YOUR ASSIGNMENT
Lines from the material below that hold the string "Ankara" are what is needed; copy each of them.

Start of Block

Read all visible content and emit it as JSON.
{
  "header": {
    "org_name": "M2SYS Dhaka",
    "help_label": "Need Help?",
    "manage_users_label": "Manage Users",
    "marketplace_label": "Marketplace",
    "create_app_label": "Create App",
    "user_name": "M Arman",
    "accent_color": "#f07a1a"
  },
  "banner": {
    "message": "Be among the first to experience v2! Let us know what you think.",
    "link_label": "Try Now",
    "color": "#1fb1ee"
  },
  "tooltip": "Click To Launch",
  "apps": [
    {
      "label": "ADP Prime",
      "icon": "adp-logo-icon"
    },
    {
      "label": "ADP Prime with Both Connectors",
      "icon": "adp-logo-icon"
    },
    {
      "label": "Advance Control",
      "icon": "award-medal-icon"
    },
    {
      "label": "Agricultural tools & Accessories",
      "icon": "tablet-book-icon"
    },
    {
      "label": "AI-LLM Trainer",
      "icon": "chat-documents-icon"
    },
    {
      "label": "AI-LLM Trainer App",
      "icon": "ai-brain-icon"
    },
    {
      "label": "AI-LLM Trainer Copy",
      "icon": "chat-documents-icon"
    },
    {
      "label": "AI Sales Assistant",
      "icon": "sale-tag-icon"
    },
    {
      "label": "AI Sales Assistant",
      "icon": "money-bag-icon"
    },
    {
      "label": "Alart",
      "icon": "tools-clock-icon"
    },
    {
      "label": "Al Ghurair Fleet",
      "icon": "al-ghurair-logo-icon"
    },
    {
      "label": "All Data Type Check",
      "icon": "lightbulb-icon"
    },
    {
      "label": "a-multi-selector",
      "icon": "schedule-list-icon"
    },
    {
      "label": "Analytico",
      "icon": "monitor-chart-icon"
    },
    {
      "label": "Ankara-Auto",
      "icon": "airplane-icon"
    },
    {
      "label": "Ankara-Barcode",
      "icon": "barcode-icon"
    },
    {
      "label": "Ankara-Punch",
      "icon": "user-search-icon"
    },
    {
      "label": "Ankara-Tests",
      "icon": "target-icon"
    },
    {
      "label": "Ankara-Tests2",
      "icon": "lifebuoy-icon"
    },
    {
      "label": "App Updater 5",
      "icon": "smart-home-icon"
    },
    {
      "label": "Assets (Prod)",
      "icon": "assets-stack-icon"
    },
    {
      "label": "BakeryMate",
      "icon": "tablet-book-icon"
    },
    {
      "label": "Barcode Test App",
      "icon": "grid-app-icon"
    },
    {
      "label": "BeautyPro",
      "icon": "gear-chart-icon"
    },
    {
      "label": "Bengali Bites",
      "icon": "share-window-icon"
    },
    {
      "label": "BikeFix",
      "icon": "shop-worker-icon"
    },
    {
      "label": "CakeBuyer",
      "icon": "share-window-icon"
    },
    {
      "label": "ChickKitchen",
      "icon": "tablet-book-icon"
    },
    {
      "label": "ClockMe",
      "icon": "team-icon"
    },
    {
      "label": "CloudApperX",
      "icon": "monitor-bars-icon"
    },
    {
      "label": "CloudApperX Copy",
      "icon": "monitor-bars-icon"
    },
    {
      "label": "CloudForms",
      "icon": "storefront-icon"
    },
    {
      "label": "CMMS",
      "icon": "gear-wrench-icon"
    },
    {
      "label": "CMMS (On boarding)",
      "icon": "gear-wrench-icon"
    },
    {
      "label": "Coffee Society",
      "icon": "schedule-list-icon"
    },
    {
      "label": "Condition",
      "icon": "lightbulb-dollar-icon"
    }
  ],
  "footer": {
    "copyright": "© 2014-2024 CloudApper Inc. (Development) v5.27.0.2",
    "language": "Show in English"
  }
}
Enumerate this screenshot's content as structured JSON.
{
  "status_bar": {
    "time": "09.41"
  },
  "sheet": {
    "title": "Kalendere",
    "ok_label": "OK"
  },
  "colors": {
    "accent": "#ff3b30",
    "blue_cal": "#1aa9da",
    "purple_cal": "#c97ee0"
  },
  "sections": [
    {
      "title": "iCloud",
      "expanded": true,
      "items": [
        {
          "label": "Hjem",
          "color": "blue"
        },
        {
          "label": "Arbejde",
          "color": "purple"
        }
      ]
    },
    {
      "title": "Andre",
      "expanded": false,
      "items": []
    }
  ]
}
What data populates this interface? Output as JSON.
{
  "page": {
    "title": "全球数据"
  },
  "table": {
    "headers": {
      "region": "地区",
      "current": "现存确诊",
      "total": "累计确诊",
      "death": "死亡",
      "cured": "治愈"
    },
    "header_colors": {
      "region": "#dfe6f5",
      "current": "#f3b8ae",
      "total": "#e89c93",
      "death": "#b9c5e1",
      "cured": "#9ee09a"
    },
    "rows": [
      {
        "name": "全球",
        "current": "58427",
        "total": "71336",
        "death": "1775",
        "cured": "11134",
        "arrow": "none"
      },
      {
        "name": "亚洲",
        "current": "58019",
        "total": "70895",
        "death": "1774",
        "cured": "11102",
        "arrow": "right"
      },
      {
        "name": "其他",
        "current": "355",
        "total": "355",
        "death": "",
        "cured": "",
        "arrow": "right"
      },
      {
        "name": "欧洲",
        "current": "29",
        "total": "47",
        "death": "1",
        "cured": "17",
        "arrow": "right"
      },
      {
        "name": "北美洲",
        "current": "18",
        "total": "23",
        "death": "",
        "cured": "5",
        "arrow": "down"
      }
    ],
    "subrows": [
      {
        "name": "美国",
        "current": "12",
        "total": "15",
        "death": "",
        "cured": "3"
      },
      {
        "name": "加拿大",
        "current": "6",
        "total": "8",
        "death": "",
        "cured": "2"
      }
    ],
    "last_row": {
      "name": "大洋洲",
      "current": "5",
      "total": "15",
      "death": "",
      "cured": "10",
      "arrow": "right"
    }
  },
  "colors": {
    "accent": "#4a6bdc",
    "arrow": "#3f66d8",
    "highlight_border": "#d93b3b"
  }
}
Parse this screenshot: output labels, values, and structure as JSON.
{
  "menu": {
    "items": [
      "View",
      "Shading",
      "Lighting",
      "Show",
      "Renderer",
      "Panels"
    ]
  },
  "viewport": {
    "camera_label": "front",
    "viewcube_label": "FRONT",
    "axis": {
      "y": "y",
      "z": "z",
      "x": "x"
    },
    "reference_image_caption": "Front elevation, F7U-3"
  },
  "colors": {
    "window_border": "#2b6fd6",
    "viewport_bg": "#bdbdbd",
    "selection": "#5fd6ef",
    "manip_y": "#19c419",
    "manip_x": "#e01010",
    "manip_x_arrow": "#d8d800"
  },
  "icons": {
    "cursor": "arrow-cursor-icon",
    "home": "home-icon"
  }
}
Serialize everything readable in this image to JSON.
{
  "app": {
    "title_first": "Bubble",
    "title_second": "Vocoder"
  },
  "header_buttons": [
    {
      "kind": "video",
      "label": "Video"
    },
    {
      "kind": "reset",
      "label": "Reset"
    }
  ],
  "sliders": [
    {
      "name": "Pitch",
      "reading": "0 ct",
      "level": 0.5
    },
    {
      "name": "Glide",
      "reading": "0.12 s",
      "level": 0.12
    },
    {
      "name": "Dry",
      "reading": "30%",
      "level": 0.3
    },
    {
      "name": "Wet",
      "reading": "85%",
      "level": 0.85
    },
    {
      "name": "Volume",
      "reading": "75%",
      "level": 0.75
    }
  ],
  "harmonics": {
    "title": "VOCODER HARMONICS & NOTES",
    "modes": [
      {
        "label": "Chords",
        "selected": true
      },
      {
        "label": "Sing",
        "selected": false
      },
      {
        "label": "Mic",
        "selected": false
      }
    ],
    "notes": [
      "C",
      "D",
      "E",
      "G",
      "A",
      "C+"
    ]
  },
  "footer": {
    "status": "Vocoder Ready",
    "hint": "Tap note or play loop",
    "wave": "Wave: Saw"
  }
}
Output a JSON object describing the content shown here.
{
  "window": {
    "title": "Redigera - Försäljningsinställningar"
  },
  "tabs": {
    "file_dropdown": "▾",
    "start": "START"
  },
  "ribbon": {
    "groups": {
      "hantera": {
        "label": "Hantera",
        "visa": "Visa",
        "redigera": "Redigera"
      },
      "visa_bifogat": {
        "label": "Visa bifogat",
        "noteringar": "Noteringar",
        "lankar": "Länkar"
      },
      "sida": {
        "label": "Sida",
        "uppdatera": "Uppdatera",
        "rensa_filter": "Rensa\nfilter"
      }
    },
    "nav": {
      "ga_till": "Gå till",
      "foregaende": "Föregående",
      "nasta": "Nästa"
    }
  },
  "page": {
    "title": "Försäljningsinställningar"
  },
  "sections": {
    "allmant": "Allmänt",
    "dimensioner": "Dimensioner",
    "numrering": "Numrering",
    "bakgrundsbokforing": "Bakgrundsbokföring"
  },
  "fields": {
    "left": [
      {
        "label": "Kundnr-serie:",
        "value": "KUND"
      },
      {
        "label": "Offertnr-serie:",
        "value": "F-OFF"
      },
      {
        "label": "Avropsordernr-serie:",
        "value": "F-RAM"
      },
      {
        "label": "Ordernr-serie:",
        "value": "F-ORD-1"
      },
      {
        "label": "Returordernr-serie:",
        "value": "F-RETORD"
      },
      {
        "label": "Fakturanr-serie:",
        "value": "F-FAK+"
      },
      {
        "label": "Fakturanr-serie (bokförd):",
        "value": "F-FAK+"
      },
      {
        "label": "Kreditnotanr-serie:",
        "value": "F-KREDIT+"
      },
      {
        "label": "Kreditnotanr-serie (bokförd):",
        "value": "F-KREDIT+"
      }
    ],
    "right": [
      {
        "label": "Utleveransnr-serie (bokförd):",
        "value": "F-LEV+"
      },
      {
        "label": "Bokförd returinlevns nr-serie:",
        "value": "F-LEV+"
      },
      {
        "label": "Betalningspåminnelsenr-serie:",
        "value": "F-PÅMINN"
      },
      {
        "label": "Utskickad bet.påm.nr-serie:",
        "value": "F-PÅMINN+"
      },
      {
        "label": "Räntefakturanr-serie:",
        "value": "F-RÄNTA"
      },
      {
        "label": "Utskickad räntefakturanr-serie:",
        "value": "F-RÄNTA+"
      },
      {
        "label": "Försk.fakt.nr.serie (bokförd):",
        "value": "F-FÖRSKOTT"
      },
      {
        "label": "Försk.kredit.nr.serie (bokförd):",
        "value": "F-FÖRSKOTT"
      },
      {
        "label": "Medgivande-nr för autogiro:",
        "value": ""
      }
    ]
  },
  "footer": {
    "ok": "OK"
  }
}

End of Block

EXERCISE SOLUTION
      "label": "Ankara-Auto",
      "label": "Ankara-Barcode",
      "label": "Ankara-Punch",
      "label": "Ankara-Tests",
      "label": "Ankara-Tests2",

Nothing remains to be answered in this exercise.